Another park-inspired work – Stevie Smith and the Willow – went on to win the John Moores Painting Prize, yet another depicts George Eliot who wrote her masterpiece Middlemarch while living in a house in Regent’s Park and another shows Virginia Woolf reading next to the lake.
Pickstone, whose work hangs in the Saatchi Collection and the Walker Art Gallery, says she likes the idea of serendipitous connections between people, places and ideas, of communal creativity in a natural space and of “artists borrowing from other artists, making a nod to other people’s sources”.
“I like the order of Regent’s Park, compared to the Heath – and the anonymity of it. It’s like a painting, compositionally put together it has an incredible history a sense of definition. Of nature on the edge of the city.
“All the paintings are specific to a certain place in the park. All use natural elements: perhaps a sliver birch in moonlight, a leaf or park bench or a triton in the middle of the garden – but abstracted – I am not a landscape painter nor interested in representing the park literally.”
The distinctive anthology of essays, stories and poems includes work by contemporary writers Marina Warner, Olivia Laing, Iain Sinclair and Jackie Kay, as well as evocative extracts from writers of the past such as Plath, Angela Carter and Smith.
Interwoven themes, says Pickstone, include “the importance of creative spaces, reinvention, rebirth.
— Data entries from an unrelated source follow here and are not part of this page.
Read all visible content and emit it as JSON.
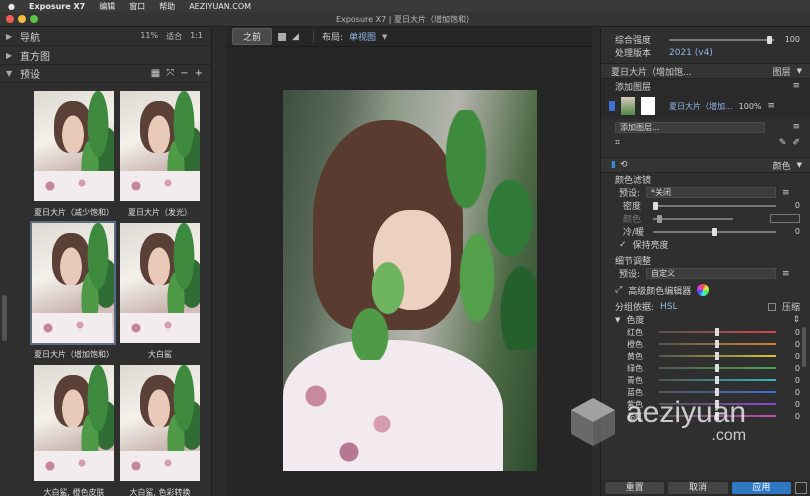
{
  "menubar": {
    "apple": "",
    "app": "Exposure X7",
    "items": [
      "编辑",
      "窗口",
      "帮助"
    ],
    "url": "AEZIYUAN.COM"
  },
  "window": {
    "title": "Exposure X7 | 夏日大片（增加饱和）"
  },
  "left": {
    "nav": {
      "label": "导航",
      "zoom": "11%",
      "fit": "适合",
      "ratio": "1:1"
    },
    "histogram": {
      "label": "直方图"
    },
    "presets": {
      "label": "预设"
    },
    "thumbs": [
      {
        "label": "夏日大片（减少饱和）"
      },
      {
        "label": "夏日大片（发光）"
      },
      {
        "label": "夏日大片（增加饱和）"
      },
      {
        "label": "大白鲨"
      },
      {
        "label": "大白鲨, 橙色皮肤"
      },
      {
        "label": "大白鲨, 色彩转换"
      }
    ]
  },
  "center": {
    "before_label": "之前",
    "layout_label": "布局:",
    "layout_value": "单视图"
  },
  "right": {
    "strength": {
      "label": "综合强度",
      "value": "100",
      "pos": 0.93
    },
    "version": {
      "label": "处理版本",
      "value": "2021 (v4)"
    },
    "layers_header": {
      "left": "夏日大片（增加饱...",
      "right": "图层"
    },
    "add_layer_top": "添加图层",
    "layer": {
      "name": "夏日大片（增加...",
      "opacity": "100%"
    },
    "add_layer_dropdown": "添加图层...",
    "color_header": "颜色",
    "color_filter": {
      "title": "颜色滤镜",
      "preset_label": "预设:",
      "preset_value": "*关闭",
      "density_label": "密度",
      "density_value": "0",
      "color_label": "颜色",
      "warmcool_label": "冷/暖",
      "warmcool_value": "0",
      "keep_brightness": "保持亮度"
    },
    "detail": {
      "title": "细节调整",
      "preset_label": "预设:",
      "preset_value": "自定义"
    },
    "advanced_editor": "高级颜色编辑器",
    "group_by": {
      "label": "分组依据:",
      "value": "HSL",
      "compress": "压缩"
    },
    "hue_label": "色度",
    "hsl": [
      {
        "label": "红色",
        "value": "0",
        "color": "#d64545"
      },
      {
        "label": "橙色",
        "value": "0",
        "color": "#d9822b"
      },
      {
        "label": "黄色",
        "value": "0",
        "color": "#d4c531"
      },
      {
        "label": "绿色",
        "value": "0",
        "color": "#4aa84a"
      },
      {
        "label": "青色",
        "value": "0",
        "color": "#31b6c4"
      },
      {
        "label": "蓝色",
        "value": "0",
        "color": "#3a6fd6"
      },
      {
        "label": "紫色",
        "value": "0",
        "color": "#8a4ad6"
      },
      {
        "label": "品红",
        "value": "0",
        "color": "#c44ab0"
      }
    ],
    "buttons": {
      "reset": "重置",
      "cancel": "取消",
      "apply": "应用"
    }
  },
  "watermark": {
    "line1": "aeziyuan",
    "line2": ".com"
  }
}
The creative process and the difficulty of making stuff”.
Park Notes is out now, published by Daunt Books, priced £16.99.